Vyatta Network OS Documentation

Learn how to install, configure and operate the Vyatta NOS, which helps drive our virtual networking & physical platforms portfolio.

Transport protocol (site-to-site, client, server)

By default, OpenVPN uses User Datagram Protocol (UDP) as the underlying transport protocol. Because UDP is connectionless, either side can initiate the VPN tunnel by sending packets to UDP port 1194 (default) on the other endpoint. Alternatively, OpenVPN can also use TCP as the transport. However, if TCP is used, one endpoint must take a passive role (that is, it listens to incoming TCP connections), and the other endpoint must take an active role (that is, it initiates the TCP connection to the TCP port on the passive endpoint).

Each protocol has different advantages in this context. For example, using TCP is much less prone to firewall or NAT problems in networks between the two endpoints. However, when packet losses occur, the TCP retransmissions at the tunnel level may interfere with retransmissions from the individual TCP flows inside the VPN tunnel; therefore, using UDP can result in better performance.

The following example shows and describes the related configuration options.

Configuration options related to protocol type

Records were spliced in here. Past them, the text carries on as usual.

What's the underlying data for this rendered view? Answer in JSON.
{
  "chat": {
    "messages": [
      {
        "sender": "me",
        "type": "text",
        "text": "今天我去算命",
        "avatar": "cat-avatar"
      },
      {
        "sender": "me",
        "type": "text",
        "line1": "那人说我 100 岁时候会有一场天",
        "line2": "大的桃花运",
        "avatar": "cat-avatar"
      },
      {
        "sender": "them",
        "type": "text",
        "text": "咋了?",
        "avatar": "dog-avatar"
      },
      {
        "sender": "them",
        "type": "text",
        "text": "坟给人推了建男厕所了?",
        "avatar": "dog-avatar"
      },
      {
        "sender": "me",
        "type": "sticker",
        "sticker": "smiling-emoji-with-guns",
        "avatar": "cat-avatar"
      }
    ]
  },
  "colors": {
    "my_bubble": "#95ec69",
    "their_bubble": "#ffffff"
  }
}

interfaces {
    openvpn if_name {
        protocol protocol
        local-host local_host_ip
        local-port local_port
        remote-port remote_port
    }
}
  • protocol: This argument is udp, tcp-active, or tcp-passive. If protocol is not specified or if it is specified as udp, then UDP is used. On the other hand, if TCP is used, note the following requirements.
    • As previously discussed, when TCP is used, one endpoint must be active and the other one passive.
    • On the tcp-active endpoint, the remote-host option must be set so that it can initiate the TCP connection.
    • On the tcp-passive endpoint, if the remote-host option is set, then only the specified host can initiate the TCP connection to this endpoint.
    • If TCP is used in remote access mode, the client must be tcp-active and the server must be tcp-passive.
    • When TCP combines with TLS, the active and passive roles for TCP and TLS should match. In other words, the tcp-active endpoint should also be active for TLS (similarly for passive). Note that this match is not an OpenVPN restriction, but it is enforced to avoid confusion.
  • local-host: This argument is an IP address on any of the network interfaces on this endpoint. If local-host is set, the OpenVPN process accepts only sessions coming in on the particular IP address. This acceptance applies to both UDP and TCP. If local-host is not set, OpenVPN accepts incoming sessions on any interface. This argument can be used for any of the following:
    • The server endpoint in remote access mode
    • Either endpoint when UDP is used in site-to-site mode
    • The tcp-passive endpoint when TCP is used in site-to-site mode
  • local-port: This argument is the UDP or TCP port number on which OpenVPN accepts incoming sessions. If not set, OpenVPN accepts incoming sessions on the default port of 1194. This argument can be used for any of the following:
    • The server endpoint in remote access mode
    • Either endpoint when UDP is used in site-to-site mode
    • The tcp-passive endpoint when TCP is used in site-to-site mode
  • remote-port: This argument is the UDP or TCP port number on the other endpoint to which OpenVPN initiates sessions. In other words, the other endpoint is accepting sessions on this port. If not set, OpenVPN initiates the session to the default port of 1194 on the remote endpoint. Note that, if set, the remote-port setting on one endpoint must match the local-port setting on the other, and conversely. This argument can be used for any of the following:
    • The client endpoint in remote access mode
    • Either endpoint when UDP is used in site-to-site mode
    • The tcp-active endpoint when TCP is used in site-to-site mode